before and after images of the back eight panels of the Ghent Altarpiece
pre-restoration version of female saints in heaven holding palm branches
restored version of female saints in heaven holding palm branches
detail of the pre-restoration image of rays of the sun shining on the cityscape of Ghent
detail of the restored version of the rays of the sun shining on the cityscape of Ghent

The Key to the Kingdom

A complex work of art—especially a religious one—needs to be interpreted to get at its deeper meaning, and the Ghent Altarpiece is no exception. Van Eyck, however, has made it easy for us to discover the key for interpretation; it’s the Trinity, or more specifically, the Trinitarian life.

When you look at the wide display, your eye is naturally drawn horizontally across the impressive panorama of images, but take another look. If you view it vertically, down the center of the image, you have the key.

  • God the Father is seated on His throne at the top blessing the universe.
  • God the Holy Spirit appears under Him (emerging from the top of the bottom panel) hovering over the world below.
  • And the Mystical Lamb of Revelation (God the Son) stands atop the altar giving His Eucharistic blessing to all believers.

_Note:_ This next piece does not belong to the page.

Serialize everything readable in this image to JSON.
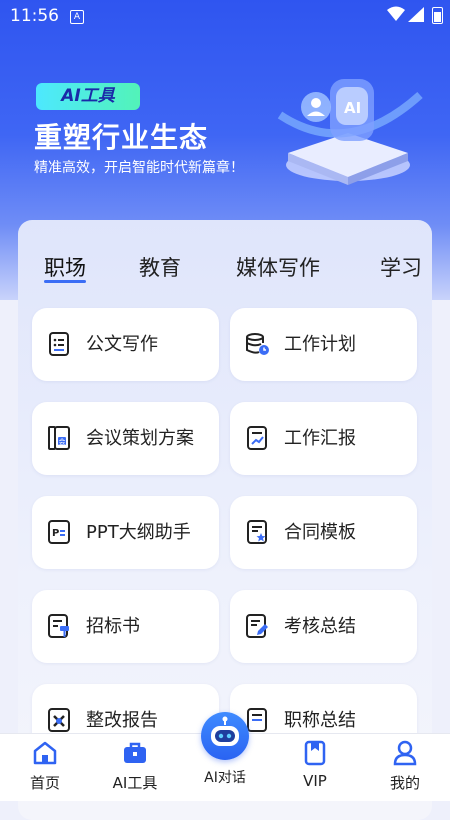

But don’t stop there. At the very bottom of the panel you can see a fountain under which is something that looks like a tap of flowing water issuing forth into a trough that seems actually to run off the bottom of the panel—into the world!

A Latin inscription from the Book of Revelation decorates the front of the fountain (difficult to see here) gives us the key to interpretation: “Then the angel showed me the river of the water of life, clear as crystal, proceeding from the throne of God and of the Lamb” (Rev 22:1).

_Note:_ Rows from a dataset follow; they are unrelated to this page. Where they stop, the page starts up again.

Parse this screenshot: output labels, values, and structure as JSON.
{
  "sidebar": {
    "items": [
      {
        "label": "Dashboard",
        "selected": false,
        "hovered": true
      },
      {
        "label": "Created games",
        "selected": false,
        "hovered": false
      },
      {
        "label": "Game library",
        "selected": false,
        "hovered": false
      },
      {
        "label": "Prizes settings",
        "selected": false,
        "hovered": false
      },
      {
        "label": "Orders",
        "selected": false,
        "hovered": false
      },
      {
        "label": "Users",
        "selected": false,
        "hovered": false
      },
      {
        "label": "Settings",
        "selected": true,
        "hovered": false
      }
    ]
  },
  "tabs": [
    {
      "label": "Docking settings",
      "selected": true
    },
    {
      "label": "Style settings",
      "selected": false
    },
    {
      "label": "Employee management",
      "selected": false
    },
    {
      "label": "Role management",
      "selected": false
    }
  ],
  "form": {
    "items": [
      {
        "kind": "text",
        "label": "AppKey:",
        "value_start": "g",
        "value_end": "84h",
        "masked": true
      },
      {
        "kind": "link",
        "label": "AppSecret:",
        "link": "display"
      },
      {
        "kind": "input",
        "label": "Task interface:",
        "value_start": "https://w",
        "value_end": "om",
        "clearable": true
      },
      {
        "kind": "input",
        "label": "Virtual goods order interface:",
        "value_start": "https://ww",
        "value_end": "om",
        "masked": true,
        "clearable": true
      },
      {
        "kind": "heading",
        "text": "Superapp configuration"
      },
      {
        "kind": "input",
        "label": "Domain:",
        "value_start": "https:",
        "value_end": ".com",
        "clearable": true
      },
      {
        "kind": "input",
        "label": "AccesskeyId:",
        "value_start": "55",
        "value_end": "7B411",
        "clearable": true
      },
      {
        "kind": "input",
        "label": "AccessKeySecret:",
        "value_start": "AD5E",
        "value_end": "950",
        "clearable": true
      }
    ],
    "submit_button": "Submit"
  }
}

100 Billion Pixels

This work of art is almost inexhaustible, so, unfortunately, I cannot do it justice in a relatively short article. I only wish to give you an introduction to it and a resource for further viewing.

When you have a moment, give yourself a treat and take a tour of the altarpiece on the incredible website that the restorers set up to make its beauty available to the world through the marvel of the Internet (click the button below). They digitally photographed every centimeter of the image both before and after the restoration in high resolution, and viewers are able to look at this composite digital image of the Ghent Altarpiece in extreme detail. It is made up of literally 100 billion pixels, which means you can see every intimate detail of the paintings by zooming in.

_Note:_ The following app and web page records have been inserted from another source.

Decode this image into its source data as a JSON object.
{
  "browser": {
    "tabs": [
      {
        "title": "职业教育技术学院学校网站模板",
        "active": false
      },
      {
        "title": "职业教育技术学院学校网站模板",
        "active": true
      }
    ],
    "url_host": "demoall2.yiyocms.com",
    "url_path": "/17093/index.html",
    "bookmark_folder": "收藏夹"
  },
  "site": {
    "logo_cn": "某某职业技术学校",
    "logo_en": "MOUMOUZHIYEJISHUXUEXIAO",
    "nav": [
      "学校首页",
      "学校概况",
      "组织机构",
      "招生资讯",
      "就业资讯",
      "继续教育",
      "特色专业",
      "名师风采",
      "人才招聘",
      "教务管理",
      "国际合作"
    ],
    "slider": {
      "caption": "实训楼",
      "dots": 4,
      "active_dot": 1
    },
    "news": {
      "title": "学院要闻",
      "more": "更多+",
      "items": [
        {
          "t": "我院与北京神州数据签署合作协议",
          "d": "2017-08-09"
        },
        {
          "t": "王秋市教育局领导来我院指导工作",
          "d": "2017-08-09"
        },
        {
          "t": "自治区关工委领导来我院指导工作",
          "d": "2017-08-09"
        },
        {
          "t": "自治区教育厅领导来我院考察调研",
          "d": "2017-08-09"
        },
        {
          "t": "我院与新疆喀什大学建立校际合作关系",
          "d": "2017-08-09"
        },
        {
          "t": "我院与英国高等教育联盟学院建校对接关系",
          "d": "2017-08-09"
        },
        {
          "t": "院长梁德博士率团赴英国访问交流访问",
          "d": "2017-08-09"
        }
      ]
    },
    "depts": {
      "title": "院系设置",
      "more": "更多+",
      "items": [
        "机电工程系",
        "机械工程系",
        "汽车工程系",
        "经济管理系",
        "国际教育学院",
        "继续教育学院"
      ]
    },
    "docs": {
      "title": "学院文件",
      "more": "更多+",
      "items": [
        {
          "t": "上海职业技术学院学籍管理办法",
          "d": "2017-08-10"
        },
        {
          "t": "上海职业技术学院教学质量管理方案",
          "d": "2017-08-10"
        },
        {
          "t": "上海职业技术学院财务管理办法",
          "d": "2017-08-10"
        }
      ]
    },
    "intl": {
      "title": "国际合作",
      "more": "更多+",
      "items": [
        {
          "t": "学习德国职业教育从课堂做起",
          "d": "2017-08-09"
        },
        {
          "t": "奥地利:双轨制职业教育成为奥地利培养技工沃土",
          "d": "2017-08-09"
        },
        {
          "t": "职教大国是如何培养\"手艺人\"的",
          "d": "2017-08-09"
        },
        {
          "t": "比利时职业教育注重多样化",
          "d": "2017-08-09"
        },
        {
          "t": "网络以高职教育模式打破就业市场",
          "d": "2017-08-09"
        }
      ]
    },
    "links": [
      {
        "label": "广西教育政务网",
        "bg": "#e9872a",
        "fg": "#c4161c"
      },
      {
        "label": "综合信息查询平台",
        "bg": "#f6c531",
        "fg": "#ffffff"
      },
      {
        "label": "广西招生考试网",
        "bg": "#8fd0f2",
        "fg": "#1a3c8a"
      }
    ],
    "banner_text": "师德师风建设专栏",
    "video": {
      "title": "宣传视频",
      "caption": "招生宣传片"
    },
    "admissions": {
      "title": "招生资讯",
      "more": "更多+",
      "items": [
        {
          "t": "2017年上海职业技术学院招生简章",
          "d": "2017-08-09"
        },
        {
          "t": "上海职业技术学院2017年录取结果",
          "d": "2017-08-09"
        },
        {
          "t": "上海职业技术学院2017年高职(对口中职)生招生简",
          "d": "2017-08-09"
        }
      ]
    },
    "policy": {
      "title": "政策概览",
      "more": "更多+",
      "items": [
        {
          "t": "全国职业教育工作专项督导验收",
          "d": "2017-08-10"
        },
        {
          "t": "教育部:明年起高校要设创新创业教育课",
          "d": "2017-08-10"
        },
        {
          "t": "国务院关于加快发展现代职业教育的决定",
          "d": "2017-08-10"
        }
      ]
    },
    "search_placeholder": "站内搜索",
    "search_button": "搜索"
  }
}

Click the button below to go to the “Closer to Van Eyck” website. If you just look at the scrolling images without clicking on them, you will see the exquisite colors, contours, and fine details that have been restored to their original form. However, you can also click on any panel and then zoom the image to see the astonishing work that has been done in the restoration.

Actually, if you do so, it will be like looking through the very eyes of Jan Van Eyck as he painted one of the most ravishing gifts to Christ’s kingdom ever created.


[Note: This article is a reproduction of the Sacred Windows Email Newsletter of 11/12/23, so it does not end with the regular Soul Work section. Please visit our Newsletter Archives.]

Photo Credits: Photos in the public domain or via Wikimedia Commons: Altaussee Salt Mine; Red turban; Signature; Modern display case; (Renaissance view) Pieter-Frans De Noter; (St Bavo Cathedral) Torsade de Pointes; Details of the altarpiece courtesy of “Closer to Van Eyck: Rediscovering the Ghent Altarpiece”.